lost the one man who symbolized and united the party. In the presidential
election of 1800, Adams ran and lost narrowly. Defeat was due
to distrust of him in his own party, the popular disapproval of
the Alien and Sedition Acts, the popularity of his opponent, Thomas
Jefferson, and the effective campaigning of Aaron Burr in New
York City, which proved decisive.
his term was expiring, he appointed a series of judges, who were
nicknamed "Midnight Judges" because most of them were
formally appointed just before John Adams' presidential term expired
at midnight. Most of whom were eventually unseated when the Jeffersonians
repealed their offices. But John Marshall remained and his long
tenure as Chief Justice of the United States marked the final
triumph of Federalist principles.
his 1800 defeat, Adams retired into private life. He went back
to farming in the Quincy area. In 1812 Adams decided to reconcile
with Jefferson, and sent a brief note to Jefferson. This resulted
in a resumption of their friendship, initiating a correspondence
which lasted the rest of their lives, their letters providing
a boon to history in yielding insight into both the period and
the minds of the two Presidents and revolutionary leaders.
months before his death, his son, John Quincy Adams, became the
sixth President of the United States (1825–1829), the only
son of a former President to hold the office until George W. Bush
in 2001. His daughter Abigail was married to Congressman William
On July 4, 1826, the 50th anniversary of the adoption of the Declaration
of Independence, Adams died at Quincy, after (allegedly) uttering
the famous last words "Thomas Jefferson still survives."
Unbeknownst to Adams, Jefferson had died a few hours earlier.
crypt lies at United First Parish Church (also known as the Church
of the Presidents) in Quincy. Until his record was broken by Ronald
Reagan on October 10, 2001, he was the nation's longest-living
President (90 years, 247 days).
was the first President to live in the White House.
Adams was one of three presidents who died on the Fourth of July,
along with Jefferson and Monroe. He and Jefferson both died on
the same day, the fiftieth anniversary of the signing of the Declaration
of Independence, in seperate states.
The Adams Memorial is proposed in Washington, D.C. for John Adams
and his family.
John Adams in popular culture

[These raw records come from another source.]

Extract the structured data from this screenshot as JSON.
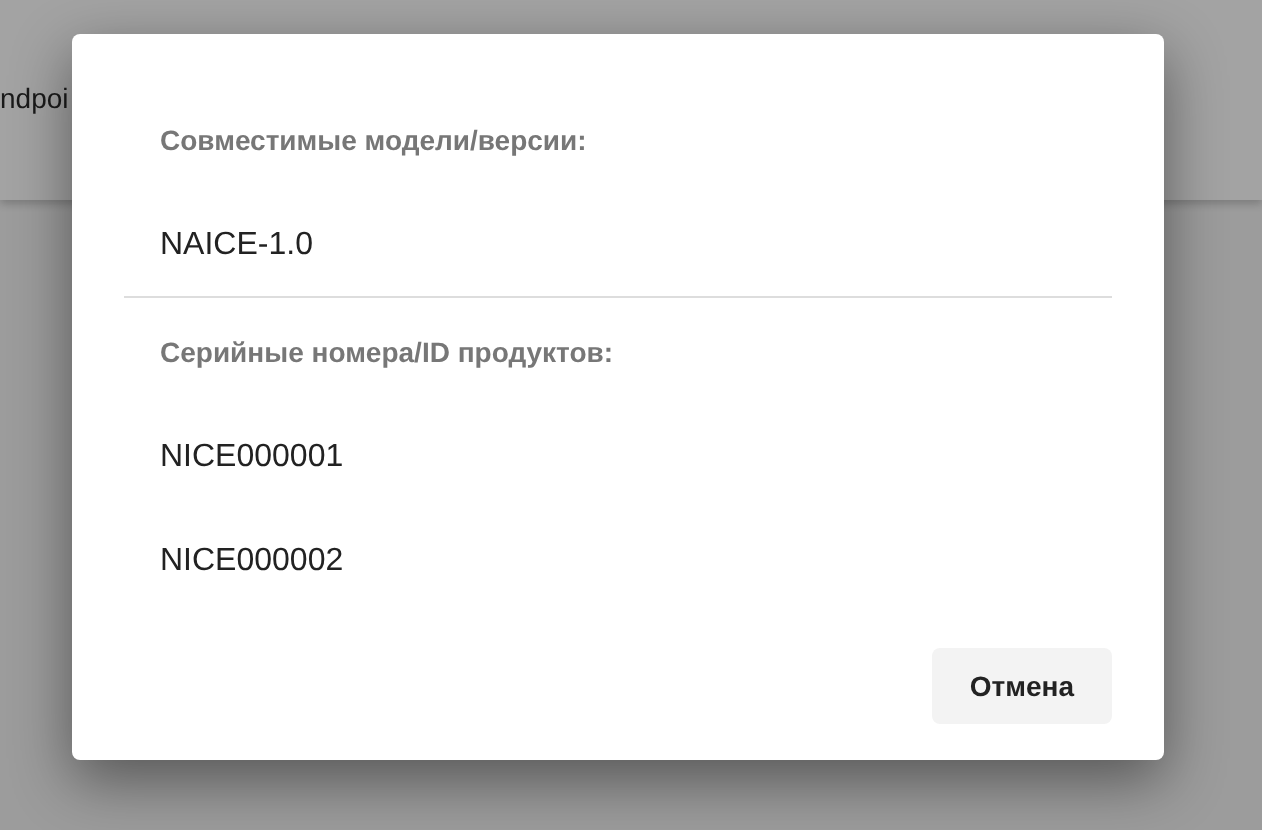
{
  "background": {
    "text": "ndpoi"
  },
  "dialog": {
    "sections": [
      {
        "label": "Совместимые модели/версии:",
        "items": [
          "NAICE-1.0"
        ]
      },
      {
        "label": "Серийные номера/ID продуктов:",
        "items": [
          "NICE000001",
          "NICE000002"
        ]
      }
    ],
    "buttons": [
      "Отмена"
    ]
  }
}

William Daniels played John Adams in the Broadway musical (as
well as the 1972 movie adaptation) 1776.
Brent Spiner played John Adams in the 1997 revival of 1776 on
George Grizzard played John Adams in the 1976 BBC mini-series
The Adams Chronicles.
Hal Holbrook played John Adams in the 1984 U.S. mini-series George
Peter Donaldson played John Adams in two PBS miniseries: Liberty!
The American Revolution in 1996 and Benjamin Franklin in 2002.
Pat Hingle played John Adams in the 1976 short film Independence.